Friday, 22 January 2010

Hardcore Craft

We have been involved in the Crafted programme for a while now and we have received a lot of fantastic advice and guidance from our mentor, the delightful Mark Henderson of Gieves and Hawkes. This has been of a formal nature, in as much as we have examined the business from top to bottom - from the product offering to marketing and PR; finances to future opportunities. I think we are getting to a point where we can focus our attention more usefully. More on that when we have made a decision.
But there are other things which arise from this kind of analysis. One of which is why we do what we do and what we want to be doing as the business grows. One of the main answers to this question for me is that I love shoemaking and I love the craft of shoemaking with a pure and burning passion. And it is not as simple as just loving sitting at my table and making shoes (which I do, hugely), it is a love of the Trade, the craft, the tradition, call it what you will. I am part of a centuries old line of shoemakers, honest, hardworking tradespeople - well trained and highly skilled, and I feel proud to be a part of that. And I want the tradition to continue.
This is why we do what we do, especially the courses. If we don't pass on our skills, the craft will die out. We are guardians of the trade (hang on while I put on my tights and cape).
In a broad sense, this is why the Crafted programme is so important. Important to all the crafts which the programme supports.

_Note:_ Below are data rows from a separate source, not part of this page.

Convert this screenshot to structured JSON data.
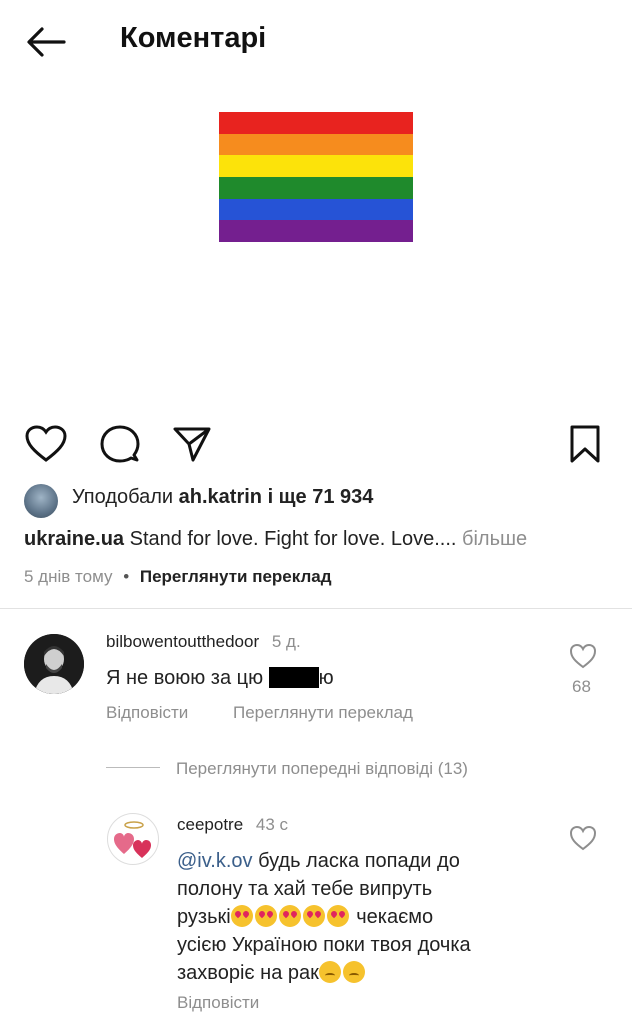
{
  "header": {
    "title": "Коментарі"
  },
  "post": {
    "flag_colors": [
      "#e8231f",
      "#f68c1e",
      "#fce30a",
      "#1f8a2c",
      "#2653d6",
      "#741f8f"
    ],
    "likes": {
      "prefix": "Уподобали",
      "user": "ah.katrin",
      "suffix": "і ще 71 934"
    },
    "caption": {
      "user": "ukraine.ua",
      "text": "Stand for love. Fight for love. Love....",
      "more": "більше"
    },
    "time": "5 днів тому",
    "bullet": "•",
    "translate": "Переглянути переклад"
  },
  "comments": [
    {
      "user": "bilbowentoutthedoor",
      "time": "5 д.",
      "text_before": "Я не воюю за цю",
      "text_after": "ю",
      "likes": "68",
      "reply": "Відповісти",
      "translate": "Переглянути переклад"
    }
  ],
  "replies_toggle": "Переглянути попередні відповіді (13)",
  "reply_comment": {
    "user": "ceepotre",
    "time": "43 с",
    "mention": "@iv.k.ov",
    "line1": "будь ласка попади до",
    "line2": "полону та хай тебе випруть",
    "line3_start": "рузькі",
    "line3_end": "чекаємо",
    "line4": "усією Україною поки твоя дочка",
    "line5": "захворіє на рак",
    "reply": "Відповісти"
  }
}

On a very personal level this feeling affects my daily work. When I make shoes, I could cut corners and do it quicker. I could buy some machines to make my life easier and save time, lower our costs. But I cannot do it. I was trained to do everything by hand using my hand held tools. I can make a pair of shoes with about 20 tools and a table. That is it. Nothing more.
People, especially students, ask why we don't do that, cut corners. Well, this is why. It's about tradition and purity. And from a student's point of view, the simpler the method, the more likely they are to be able to do it on their own. And this is what we have to convey to our clients. This is what you are paying for when you buy bespoke shoes. When customers see the workshop and see what we do, it makes more sense.
I am no luddite, but this is my passion. Learn to do it by hand first, then use machinery if you want to.
Anyway, enough of me chuntering on.

I am going to expand on this with an example. You have built your heel and are ready to finish it and set the edges. The easiest first stage is to turn on the turning machine and sand it to perfection. But we don't want to do that, do we? No, pick up your rasp and get going. Rasping must be done hard and you should work up a sweat. This is the point where you must get rid of all the knife marks and lumps and bumps. Rasp and then rasp again.

Start with your raw heel which you have shaped with your knife



My rasp



A raw edge, again shaped and trimmed with your knife.


A rasped edge.



Heel breast, raw and ready to rasp.



Beautifully rasped and smooth. Make sire you get rid of all the imperfections.



Finally, you have to hold the shoe straight on and check that the edge is even around the toe and back to the joint and the same on both shoes. You have to rasp the uneven bits until it is even.



A finished and even welt/edge.



Next week we will look at glassing and sanding. Happy shoemaking!